He resumes, “It’s something that tourists seek out when they visit, which in turn keeps the local musicians very active. The music here has affected and influenced me greatly – the amount of playing opportunities has helped me grow as a musician. Playing jazz as a social music, for people that are dancing and really interacting with it, has given me a deeper understanding of how to play the music and connecting the dots from the earlier/traditional styles to the present day.”
Booth embraced jazz early in his life as he recollects, “I’ve been attracted/interested in jazz from a very early age because my dad is a huge jazz fan. For as long as I can remember, I’ve been an admirer of the music of Monk, Miles, and Coltrane. Some of the albums I remember liking at an early age, and thus having a long relationship with, are Money Jungle (from) Duke/Mingus/Max, Saxophone Colossus (from) Sonny Rollins, and Birth of the Cool (from) Miles.”
“My interest in jazz has been a constant in my life,” he declares. “In high school, I started playing in jazz band and learning about playing jazz bass from a private teacher. In college, I started taking the studying and practicing much more seriously.”
His choice to play bass was determined early on as well as he shares, “I started playing electric bass in middle school in order to form a rock band with my best friends. I think we formed the band and decided I’d play bass before I had learned or even owned one. I loved playing the bass from this time on; it was a great fit for me. I started playing upright bass in college and developed a similar passion.”
He reflects, “I have grown as a bassist and composer both from my time in New Orleans as a freelance musician, and from working in Extended. This band has made me more confident as a composer, and has shown me the value and pleasure of collaborating with people you trust and admire.”
Booth finds himself in a place where he is surrounded by people he trusts and admires. It would explain why he enjoys the simple offerings of life, vowing, “I enjoy spending time with my wife and dog, and I’m a big fan of film and NBA basketball.”
Booth basks in letting the music evolve as it happens, thriving in the experience of riffing freely with musicians. Being an integral part of Extended has enabled him to nurture his creative leanings, as he enjoys every minute of what is, potentially, a never-ending journey.

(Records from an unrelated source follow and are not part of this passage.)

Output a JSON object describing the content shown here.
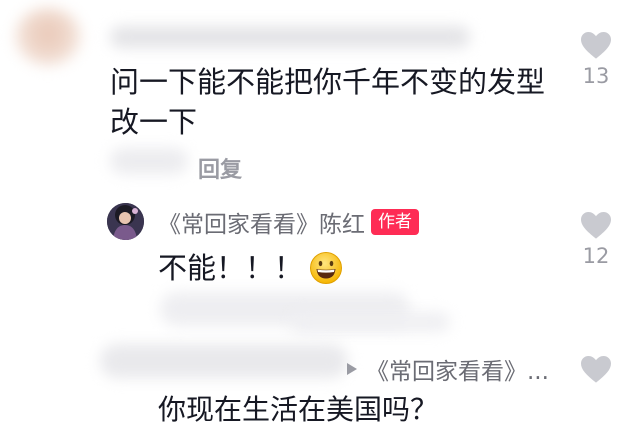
{
  "comment1": {
    "text_line1": "问一下能不能把你千年不变的发型",
    "text_line2": "改一下",
    "like_count": "13",
    "reply_label": "回复"
  },
  "reply1": {
    "author": "《常回家看看》陈红",
    "badge": "作者",
    "text": "不能！！！",
    "emoji_icon": "grinning-face-emoji",
    "like_count": "12"
  },
  "comment3": {
    "reply_to": "《常回家看看》...",
    "text": "你现在生活在美国吗？"
  },
  "colors": {
    "badge": "#fe2c55",
    "muted_text": "#9a9ba3",
    "heart": "#c9cad0"
  }
}
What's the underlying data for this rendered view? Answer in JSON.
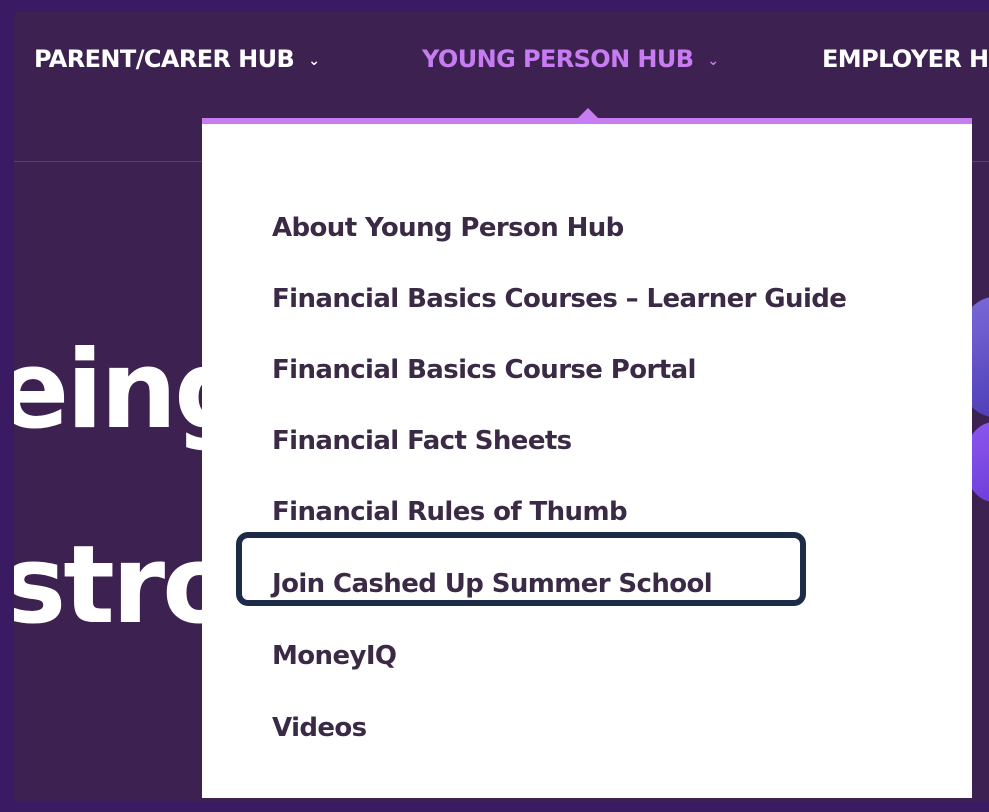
{
  "nav": {
    "items": [
      {
        "label": "PARENT/CARER HUB",
        "chevron": "⌄"
      },
      {
        "label": "YOUNG PERSON HUB",
        "chevron": "⌄"
      },
      {
        "label": "EMPLOYER H"
      }
    ]
  },
  "hero": {
    "line1": "eing",
    "line2": "stro"
  },
  "dropdown": {
    "items": [
      "About Young Person Hub",
      "Financial Basics Courses – Learner Guide",
      "Financial Basics Course Portal",
      "Financial Fact Sheets",
      "Financial Rules of Thumb",
      "Join Cashed Up Summer School",
      "MoneyIQ",
      "Videos"
    ]
  },
  "colors": {
    "background": "#3a1a63",
    "page": "#3d2150",
    "active_nav": "#c77cf2",
    "menu_text": "#3b2a45",
    "highlight": "#1c2b48"
  }
}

About Susan Frances:
Born in Brooklyn, New York and raised in eastern Long Island, I always enjoyed writing and made several contributions to my high school literary magazine, The Lion’s Pen. Influenced by writers of epic novels including Colleen McCullough and James Clavell, I gravitated to creative writing. After graduating from New York University with a BA in Liberal Arts, I tried my hand at conventional jobs but always returned to creative writing. Since 1998, I have been a freelance writer and have over three thousand articles to various e-zines including: Jazz Times, Blogcritics, Yahoo Voices, Goodreads.com, Authors and Books (books.wiseto.com), TheReadingRoom.com, Amazon.com, Epinions.com, Fictiondb.com, LibraryThing.com, BTS emag, BarnesandNoble.com, RomanticHistoricalReviews.com, AReCafe.com, Hybrid Magazine, and BookDepository.com. In 2013 and 2014, I was a judge in the Orange Rose Writing Competition sponsored by the Orange County chapter of the Romance Writers of America located in Brea, California.